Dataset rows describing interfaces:
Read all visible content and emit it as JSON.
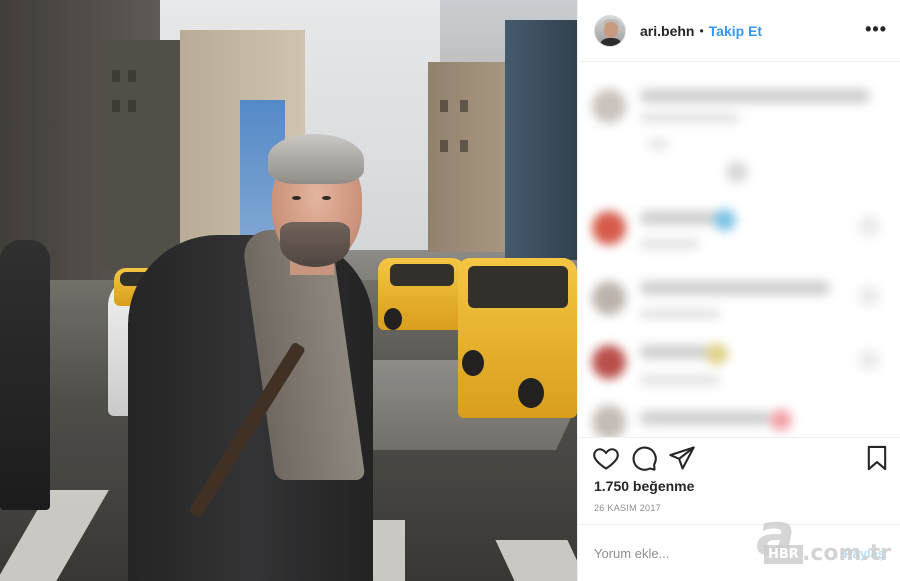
{
  "post": {
    "username": "ari.behn",
    "separator": "•",
    "follow_label": "Takip Et",
    "more_icon": "more-dots-icon",
    "more_glyph": "•••"
  },
  "engagement": {
    "likes": "1.750 beğenme",
    "date": "26 KASIM 2017"
  },
  "comment_box": {
    "placeholder": "Yorum ekle...",
    "share_label": "Paylaş"
  },
  "icons": {
    "like": "heart-icon",
    "comment": "comment-bubble-icon",
    "share": "paper-plane-icon",
    "save": "bookmark-icon"
  },
  "watermark": {
    "letter": "a",
    "brand": "HBR",
    "domain": ".com.tr"
  },
  "colors": {
    "accent": "#3897f0",
    "text": "#262626",
    "muted": "#8e8e8e",
    "share_disabled": "#b2dffc"
  }
}
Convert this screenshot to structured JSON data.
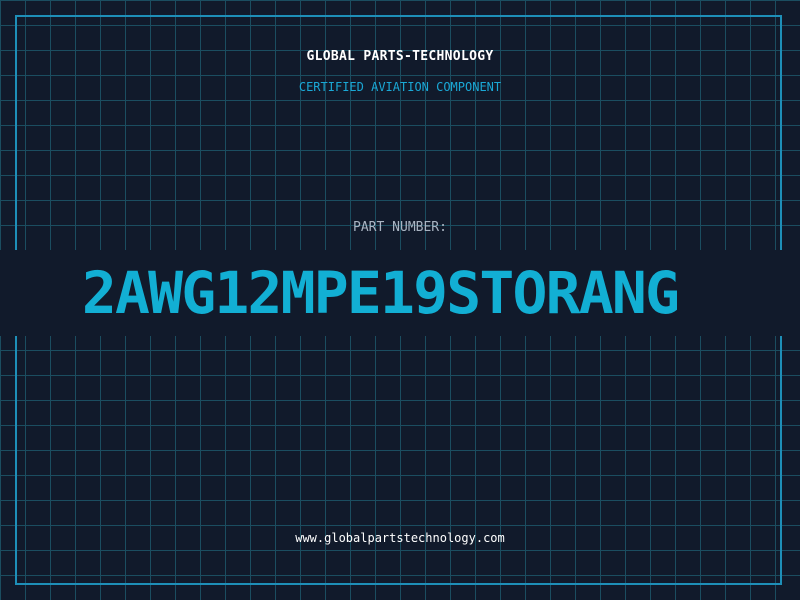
{
  "header": {
    "company": "GLOBAL PARTS-TECHNOLOGY",
    "certification": "CERTIFIED AVIATION COMPONENT"
  },
  "part": {
    "label": "PART NUMBER:",
    "number": "2AWG12MPE19STORANG"
  },
  "footer": {
    "url": "www.globalpartstechnology.com"
  },
  "colors": {
    "background": "#111a2b",
    "grid": "#1b4d60",
    "accent": "#12afd4",
    "frame": "#1e8fb8"
  }
}
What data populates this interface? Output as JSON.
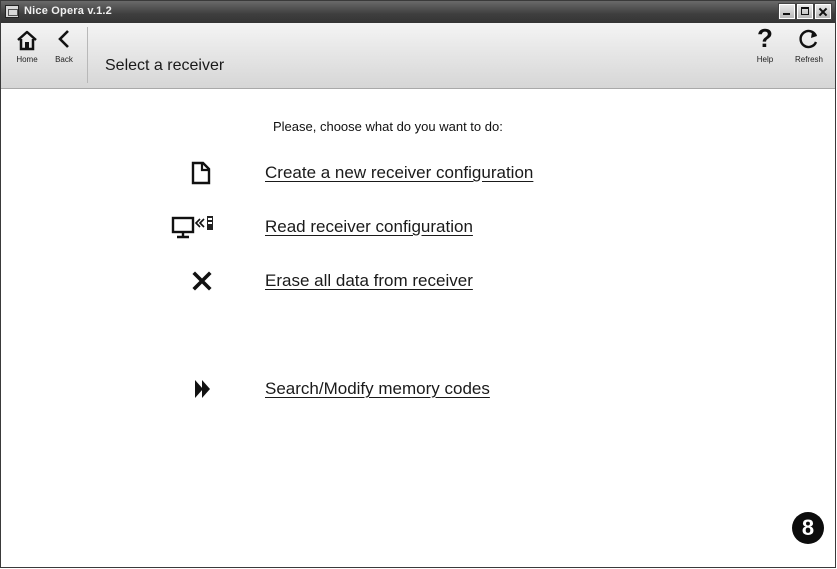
{
  "window": {
    "title": "Nice Opera v.1.2"
  },
  "toolbar": {
    "home_label": "Home",
    "back_label": "Back",
    "page_title": "Select a receiver",
    "help_label": "Help",
    "refresh_label": "Refresh",
    "help_glyph": "?"
  },
  "main": {
    "instruction": "Please, choose what do you want to do:",
    "options": [
      {
        "label": "Create a new receiver configuration",
        "icon": "new-document-icon"
      },
      {
        "label": "Read receiver configuration",
        "icon": "computer-read-icon"
      },
      {
        "label": "Erase all data from receiver",
        "icon": "close-icon"
      },
      {
        "label": "Search/Modify memory codes",
        "icon": "fast-forward-icon"
      }
    ]
  },
  "step_badge": "8",
  "colors": {
    "titlebar": "#3e3e3e",
    "toolbar": "#e2e2e2",
    "text": "#1a1a1a",
    "badge": "#0c0c0c"
  }
}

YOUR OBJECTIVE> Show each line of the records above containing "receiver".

ANSWER SPACE>
    "page_title": "Select a receiver",
        "label": "Create a new receiver configuration",
        "label": "Read receiver configuration",
        "label": "Erase all data from receiver",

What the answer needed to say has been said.